====== DATA FOR REVIEW ======

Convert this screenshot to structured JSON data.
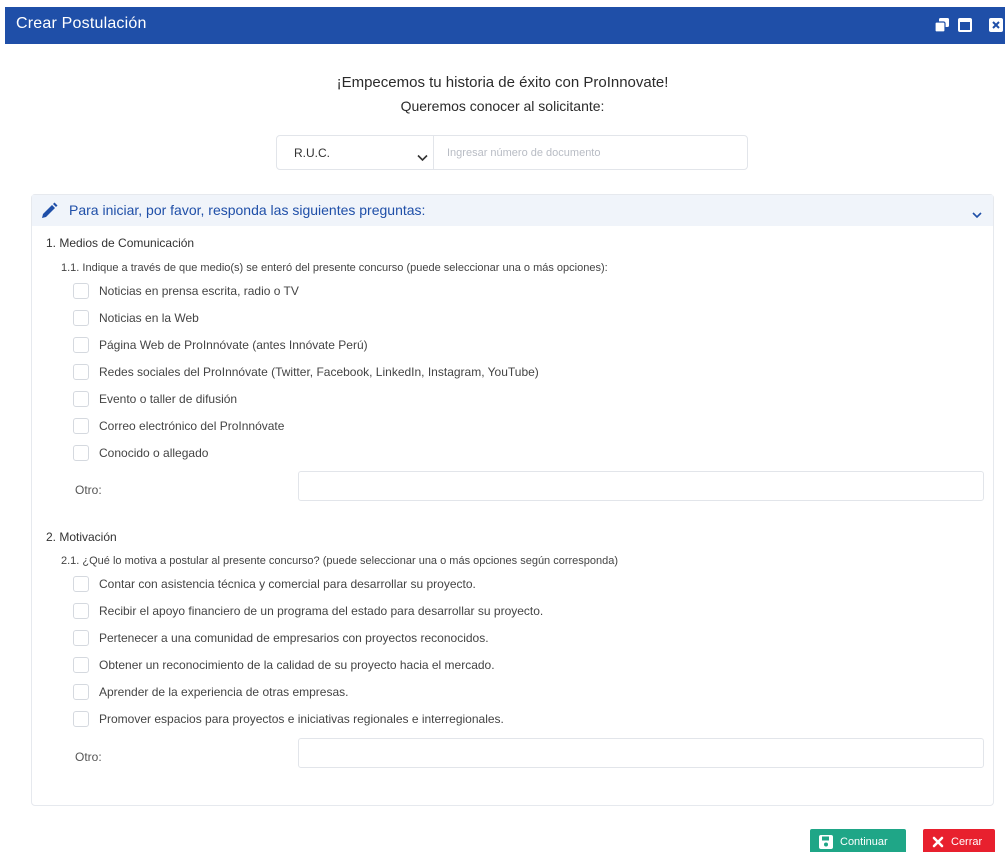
{
  "window": {
    "title": "Crear Postulación"
  },
  "intro": {
    "line1": "¡Empecemos tu historia de éxito con ProInnovate!",
    "line2": "Queremos conocer al solicitante:"
  },
  "document": {
    "type_selected": "R.U.C.",
    "number_value": "",
    "number_placeholder": "Ingresar número de documento"
  },
  "panel": {
    "title": "Para iniciar, por favor, responda las siguientes preguntas:",
    "sections": [
      {
        "title": "1. Medios de Comunicación",
        "question": "1.1. Indique a través de que medio(s) se enteró del presente concurso (puede seleccionar una o más opciones):",
        "options": [
          "Noticias en prensa escrita, radio o TV",
          "Noticias en la Web",
          "Página Web de ProInnóvate (antes Innóvate Perú)",
          "Redes sociales del ProInnóvate (Twitter, Facebook, LinkedIn, Instagram, YouTube)",
          "Evento o taller de difusión",
          "Correo electrónico del ProInnóvate",
          "Conocido o allegado"
        ],
        "other_label": "Otro:",
        "other_value": ""
      },
      {
        "title": "2. Motivación",
        "question": "2.1. ¿Qué lo motiva a postular al presente concurso? (puede seleccionar una o más opciones según corresponda)",
        "options": [
          "Contar con asistencia técnica y comercial para desarrollar su proyecto.",
          "Recibir el apoyo financiero de un programa del estado para desarrollar su proyecto.",
          "Pertenecer a una comunidad de empresarios con proyectos reconocidos.",
          "Obtener un reconocimiento de la calidad de su proyecto hacia el mercado.",
          "Aprender de la experiencia de otras empresas.",
          "Promover espacios para proyectos e iniciativas regionales e interregionales."
        ],
        "other_label": "Otro:",
        "other_value": ""
      }
    ]
  },
  "buttons": {
    "continue_label": "Continuar",
    "close_label": "Cerrar"
  },
  "colors": {
    "titlebar": "#1f4fa8",
    "accent": "#1f4fa8",
    "panel_header_bg": "#f0f4fa",
    "continue_button": "#1fa687",
    "close_button": "#e8202e"
  },
  "icons": {
    "restore": "restore-window-icon",
    "maximize": "maximize-window-icon",
    "close": "close-window-icon",
    "panel": "pencil-icon",
    "collapse": "chevron-down-icon",
    "continue": "save-icon",
    "close_button": "x-icon"
  }
}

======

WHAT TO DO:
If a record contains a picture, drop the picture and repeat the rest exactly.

RESULT BELOW:
Convert this screenshot to structured JSON data.
{
  "window": {
    "title": "Crear Postulación"
  },
  "intro": {
    "line1": "¡Empecemos tu historia de éxito con ProInnovate!",
    "line2": "Queremos conocer al solicitante:"
  },
  "document": {
    "type_selected": "R.U.C.",
    "number_value": "",
    "number_placeholder": "Ingresar número de documento"
  },
  "panel": {
    "title": "Para iniciar, por favor, responda las siguientes preguntas:",
    "sections": [
      {
        "title": "1. Medios de Comunicación",
        "question": "1.1. Indique a través de que medio(s) se enteró del presente concurso (puede seleccionar una o más opciones):",
        "options": [
          "Noticias en prensa escrita, radio o TV",
          "Noticias en la Web",
          "Página Web de ProInnóvate (antes Innóvate Perú)",
          "Redes sociales del ProInnóvate (Twitter, Facebook, LinkedIn, Instagram, YouTube)",
          "Evento o taller de difusión",
          "Correo electrónico del ProInnóvate",
          "Conocido o allegado"
        ],
        "other_label": "Otro:",
        "other_value": ""
      },
      {
        "title": "2. Motivación",
        "question": "2.1. ¿Qué lo motiva a postular al presente concurso? (puede seleccionar una o más opciones según corresponda)",
        "options": [
          "Contar con asistencia técnica y comercial para desarrollar su proyecto.",
          "Recibir el apoyo financiero de un programa del estado para desarrollar su proyecto.",
          "Pertenecer a una comunidad de empresarios con proyectos reconocidos.",
          "Obtener un reconocimiento de la calidad de su proyecto hacia el mercado.",
          "Aprender de la experiencia de otras empresas.",
          "Promover espacios para proyectos e iniciativas regionales e interregionales."
        ],
        "other_label": "Otro:",
        "other_value": ""
      }
    ]
  },
  "buttons": {
    "continue_label": "Continuar",
    "close_label": "Cerrar"
  },
  "colors": {
    "titlebar": "#1f4fa8",
    "accent": "#1f4fa8",
    "panel_header_bg": "#f0f4fa",
    "continue_button": "#1fa687",
    "close_button": "#e8202e"
  },
  "icons": {
    "restore": "restore-window-icon",
    "maximize": "maximize-window-icon",
    "close": "close-window-icon",
    "panel": "pencil-icon",
    "collapse": "chevron-down-icon",
    "continue": "save-icon",
    "close_button": "x-icon"
  }
}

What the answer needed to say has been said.